TASK DETAILS:
Line by line, copy the data below exactly.
::: SOURCE DATA
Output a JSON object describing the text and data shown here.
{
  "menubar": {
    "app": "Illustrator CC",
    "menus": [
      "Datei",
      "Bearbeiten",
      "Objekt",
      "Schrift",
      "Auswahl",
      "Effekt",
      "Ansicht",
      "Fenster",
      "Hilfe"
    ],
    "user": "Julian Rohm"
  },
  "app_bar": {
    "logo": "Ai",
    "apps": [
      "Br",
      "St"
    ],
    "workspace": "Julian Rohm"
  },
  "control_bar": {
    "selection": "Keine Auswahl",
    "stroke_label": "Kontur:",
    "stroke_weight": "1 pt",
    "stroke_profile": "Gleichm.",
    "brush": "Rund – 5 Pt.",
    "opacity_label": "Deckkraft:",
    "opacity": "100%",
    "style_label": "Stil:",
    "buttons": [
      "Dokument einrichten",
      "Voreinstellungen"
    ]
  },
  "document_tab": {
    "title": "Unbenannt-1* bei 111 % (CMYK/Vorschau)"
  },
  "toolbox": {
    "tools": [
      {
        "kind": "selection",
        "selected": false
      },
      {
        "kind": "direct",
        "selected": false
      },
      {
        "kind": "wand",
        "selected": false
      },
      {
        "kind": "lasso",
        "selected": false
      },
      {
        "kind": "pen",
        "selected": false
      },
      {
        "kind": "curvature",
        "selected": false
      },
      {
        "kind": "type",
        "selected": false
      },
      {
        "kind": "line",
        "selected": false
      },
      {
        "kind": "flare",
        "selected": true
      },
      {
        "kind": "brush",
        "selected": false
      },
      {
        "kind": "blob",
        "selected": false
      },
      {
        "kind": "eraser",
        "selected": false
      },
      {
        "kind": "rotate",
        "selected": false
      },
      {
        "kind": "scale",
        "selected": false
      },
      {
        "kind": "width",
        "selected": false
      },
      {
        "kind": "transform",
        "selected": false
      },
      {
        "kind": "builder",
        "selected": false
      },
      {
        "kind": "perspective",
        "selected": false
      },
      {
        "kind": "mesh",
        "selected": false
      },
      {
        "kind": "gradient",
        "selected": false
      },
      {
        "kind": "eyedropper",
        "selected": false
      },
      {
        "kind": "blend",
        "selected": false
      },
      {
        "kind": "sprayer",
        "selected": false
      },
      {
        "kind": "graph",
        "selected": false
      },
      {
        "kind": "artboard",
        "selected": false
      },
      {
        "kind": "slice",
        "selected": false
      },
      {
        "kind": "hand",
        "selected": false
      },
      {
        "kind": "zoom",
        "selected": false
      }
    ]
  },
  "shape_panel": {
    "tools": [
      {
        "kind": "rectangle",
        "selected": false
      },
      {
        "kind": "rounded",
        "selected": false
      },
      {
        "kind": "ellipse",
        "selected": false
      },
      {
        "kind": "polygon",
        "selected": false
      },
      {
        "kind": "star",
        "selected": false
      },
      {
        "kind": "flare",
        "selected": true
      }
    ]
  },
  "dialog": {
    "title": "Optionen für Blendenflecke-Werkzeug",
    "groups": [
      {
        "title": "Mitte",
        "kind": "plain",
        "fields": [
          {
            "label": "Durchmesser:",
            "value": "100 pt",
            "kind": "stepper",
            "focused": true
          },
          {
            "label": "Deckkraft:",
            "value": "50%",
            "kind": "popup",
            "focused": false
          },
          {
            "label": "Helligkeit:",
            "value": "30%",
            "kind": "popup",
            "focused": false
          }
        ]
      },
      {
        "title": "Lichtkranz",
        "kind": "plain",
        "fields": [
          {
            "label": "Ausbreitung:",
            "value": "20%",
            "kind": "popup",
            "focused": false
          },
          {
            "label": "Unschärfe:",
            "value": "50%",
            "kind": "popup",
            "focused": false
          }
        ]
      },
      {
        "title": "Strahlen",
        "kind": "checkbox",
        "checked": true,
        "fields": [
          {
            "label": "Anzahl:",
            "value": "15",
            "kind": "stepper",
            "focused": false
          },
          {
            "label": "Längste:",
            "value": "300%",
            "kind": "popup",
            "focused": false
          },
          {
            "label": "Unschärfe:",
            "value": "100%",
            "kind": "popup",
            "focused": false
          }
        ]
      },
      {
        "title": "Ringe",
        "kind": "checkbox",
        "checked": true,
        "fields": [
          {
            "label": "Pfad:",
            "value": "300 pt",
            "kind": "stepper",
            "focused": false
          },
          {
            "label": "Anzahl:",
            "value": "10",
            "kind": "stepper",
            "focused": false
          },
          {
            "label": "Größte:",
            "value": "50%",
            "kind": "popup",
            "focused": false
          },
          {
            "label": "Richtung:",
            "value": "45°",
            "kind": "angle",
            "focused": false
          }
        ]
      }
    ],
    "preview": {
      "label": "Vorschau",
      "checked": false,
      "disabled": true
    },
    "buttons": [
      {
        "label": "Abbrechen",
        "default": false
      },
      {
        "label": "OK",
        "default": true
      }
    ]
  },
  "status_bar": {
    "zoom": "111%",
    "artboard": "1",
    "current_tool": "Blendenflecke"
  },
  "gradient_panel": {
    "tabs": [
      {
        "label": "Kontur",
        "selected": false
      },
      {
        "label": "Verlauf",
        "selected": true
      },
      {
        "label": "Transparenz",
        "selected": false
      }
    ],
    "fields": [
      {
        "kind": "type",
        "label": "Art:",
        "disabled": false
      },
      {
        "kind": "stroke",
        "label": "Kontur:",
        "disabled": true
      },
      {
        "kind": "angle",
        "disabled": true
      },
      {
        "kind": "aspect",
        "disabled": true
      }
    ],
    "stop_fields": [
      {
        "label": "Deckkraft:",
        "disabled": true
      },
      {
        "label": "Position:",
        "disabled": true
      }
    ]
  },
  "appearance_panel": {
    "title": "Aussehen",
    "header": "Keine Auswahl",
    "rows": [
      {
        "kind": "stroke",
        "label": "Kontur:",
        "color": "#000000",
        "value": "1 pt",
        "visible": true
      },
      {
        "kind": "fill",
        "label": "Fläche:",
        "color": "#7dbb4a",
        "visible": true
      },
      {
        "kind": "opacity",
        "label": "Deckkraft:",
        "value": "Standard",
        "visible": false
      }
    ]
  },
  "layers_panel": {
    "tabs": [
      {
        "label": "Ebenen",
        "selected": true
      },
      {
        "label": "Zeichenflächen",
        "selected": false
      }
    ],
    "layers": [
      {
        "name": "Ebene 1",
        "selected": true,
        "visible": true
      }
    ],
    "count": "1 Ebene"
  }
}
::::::
ANSWER TO THIS EXERCISE:
Output a JSON object describing the text and data shown here.
{
  "menubar": {
    "app": "Illustrator CC",
    "menus": [
      "Datei",
      "Bearbeiten",
      "Objekt",
      "Schrift",
      "Auswahl",
      "Effekt",
      "Ansicht",
      "Fenster",
      "Hilfe"
    ],
    "user": "Julian Rohm"
  },
  "app_bar": {
    "logo": "Ai",
    "apps": [
      "Br",
      "St"
    ],
    "workspace": "Julian Rohm"
  },
  "control_bar": {
    "selection": "Keine Auswahl",
    "stroke_label": "Kontur:",
    "stroke_weight": "1 pt",
    "stroke_profile": "Gleichm.",
    "brush": "Rund – 5 Pt.",
    "opacity_label": "Deckkraft:",
    "opacity": "100%",
    "style_label": "Stil:",
    "buttons": [
      "Dokument einrichten",
      "Voreinstellungen"
    ]
  },
  "document_tab": {
    "title": "Unbenannt-1* bei 111 % (CMYK/Vorschau)"
  },
  "toolbox": {
    "tools": [
      {
        "kind": "selection",
        "selected": false
      },
      {
        "kind": "direct",
        "selected": false
      },
      {
        "kind": "wand",
        "selected": false
      },
      {
        "kind": "lasso",
        "selected": false
      },
      {
        "kind": "pen",
        "selected": false
      },
      {
        "kind": "curvature",
        "selected": false
      },
      {
        "kind": "type",
        "selected": false
      },
      {
        "kind": "line",
        "selected": false
      },
      {
        "kind": "flare",
        "selected": true
      },
      {
        "kind": "brush",
        "selected": false
      },
      {
        "kind": "blob",
        "selected": false
      },
      {
        "kind": "eraser",
        "selected": false
      },
      {
        "kind": "rotate",
        "selected": false
      },
      {
        "kind": "scale",
        "selected": false
      },
      {
        "kind": "width",
        "selected": false
      },
      {
        "kind": "transform",
        "selected": false
      },
      {
        "kind": "builder",
        "selected": false
      },
      {
        "kind": "perspective",
        "selected": false
      },
      {
        "kind": "mesh",
        "selected": false
      },
      {
        "kind": "gradient",
        "selected": false
      },
      {
        "kind": "eyedropper",
        "selected": false
      },
      {
        "kind": "blend",
        "selected": false
      },
      {
        "kind": "sprayer",
        "selected": false
      },
      {
        "kind": "graph",
        "selected": false
      },
      {
        "kind": "artboard",
        "selected": false
      },
      {
        "kind": "slice",
        "selected": false
      },
      {
        "kind": "hand",
        "selected": false
      },
      {
        "kind": "zoom",
        "selected": false
      }
    ]
  },
  "shape_panel": {
    "tools": [
      {
        "kind": "rectangle",
        "selected": false
      },
      {
        "kind": "rounded",
        "selected": false
      },
      {
        "kind": "ellipse",
        "selected": false
      },
      {
        "kind": "polygon",
        "selected": false
      },
      {
        "kind": "star",
        "selected": false
      },
      {
        "kind": "flare",
        "selected": true
      }
    ]
  },
  "dialog": {
    "title": "Optionen für Blendenflecke-Werkzeug",
    "groups": [
      {
        "title": "Mitte",
        "kind": "plain",
        "fields": [
          {
            "label": "Durchmesser:",
            "value": "100 pt",
            "kind": "stepper",
            "focused": true
          },
          {
            "label": "Deckkraft:",
            "value": "50%",
            "kind": "popup",
            "focused": false
          },
          {
            "label": "Helligkeit:",
            "value": "30%",
            "kind": "popup",
            "focused": false
          }
        ]
      },
      {
        "title": "Lichtkranz",
        "kind": "plain",
        "fields": [
          {
            "label": "Ausbreitung:",
            "value": "20%",
            "kind": "popup",
            "focused": false
          },
          {
            "label": "Unschärfe:",
            "value": "50%",
            "kind": "popup",
            "focused": false
          }
        ]
      },
      {
        "title": "Strahlen",
        "kind": "checkbox",
        "checked": true,
        "fields": [
          {
            "label": "Anzahl:",
            "value": "15",
            "kind": "stepper",
            "focused": false
          },
          {
            "label": "Längste:",
            "value": "300%",
            "kind": "popup",
            "focused": false
          },
          {
            "label": "Unschärfe:",
            "value": "100%",
            "kind": "popup",
            "focused": false
          }
        ]
      },
      {
        "title": "Ringe",
        "kind": "checkbox",
        "checked": true,
        "fields": [
          {
            "label": "Pfad:",
            "value": "300 pt",
            "kind": "stepper",
            "focused": false
          },
          {
            "label": "Anzahl:",
            "value": "10",
            "kind": "stepper",
            "focused": false
          },
          {
            "label": "Größte:",
            "value": "50%",
            "kind": "popup",
            "focused": false
          },
          {
            "label": "Richtung:",
            "value": "45°",
            "kind": "angle",
            "focused": false
          }
        ]
      }
    ],
    "preview": {
      "label": "Vorschau",
      "checked": false,
      "disabled": true
    },
    "buttons": [
      {
        "label": "Abbrechen",
        "default": false
      },
      {
        "label": "OK",
        "default": true
      }
    ]
  },
  "status_bar": {
    "zoom": "111%",
    "artboard": "1",
    "current_tool": "Blendenflecke"
  },
  "gradient_panel": {
    "tabs": [
      {
        "label": "Kontur",
        "selected": false
      },
      {
        "label": "Verlauf",
        "selected": true
      },
      {
        "label": "Transparenz",
        "selected": false
      }
    ],
    "fields": [
      {
        "kind": "type",
        "label": "Art:",
        "disabled": false
      },
      {
        "kind": "stroke",
        "label": "Kontur:",
        "disabled": true
      },
      {
        "kind": "angle",
        "disabled": true
      },
      {
        "kind": "aspect",
        "disabled": true
      }
    ],
    "stop_fields": [
      {
        "label": "Deckkraft:",
        "disabled": true
      },
      {
        "label": "Position:",
        "disabled": true
      }
    ]
  },
  "appearance_panel": {
    "title": "Aussehen",
    "header": "Keine Auswahl",
    "rows": [
      {
        "kind": "stroke",
        "label": "Kontur:",
        "color": "#000000",
        "value": "1 pt",
        "visible": true
      },
      {
        "kind": "fill",
        "label": "Fläche:",
        "color": "#7dbb4a",
        "visible": true
      },
      {
        "kind": "opacity",
        "label": "Deckkraft:",
        "value": "Standard",
        "visible": false
      }
    ]
  },
  "layers_panel": {
    "tabs": [
      {
        "label": "Ebenen",
        "selected": true
      },
      {
        "label": "Zeichenflächen",
        "selected": false
      }
    ],
    "layers": [
      {
        "name": "Ebene 1",
        "selected": true,
        "visible": true
      }
    ],
    "count": "1 Ebene"
  }
}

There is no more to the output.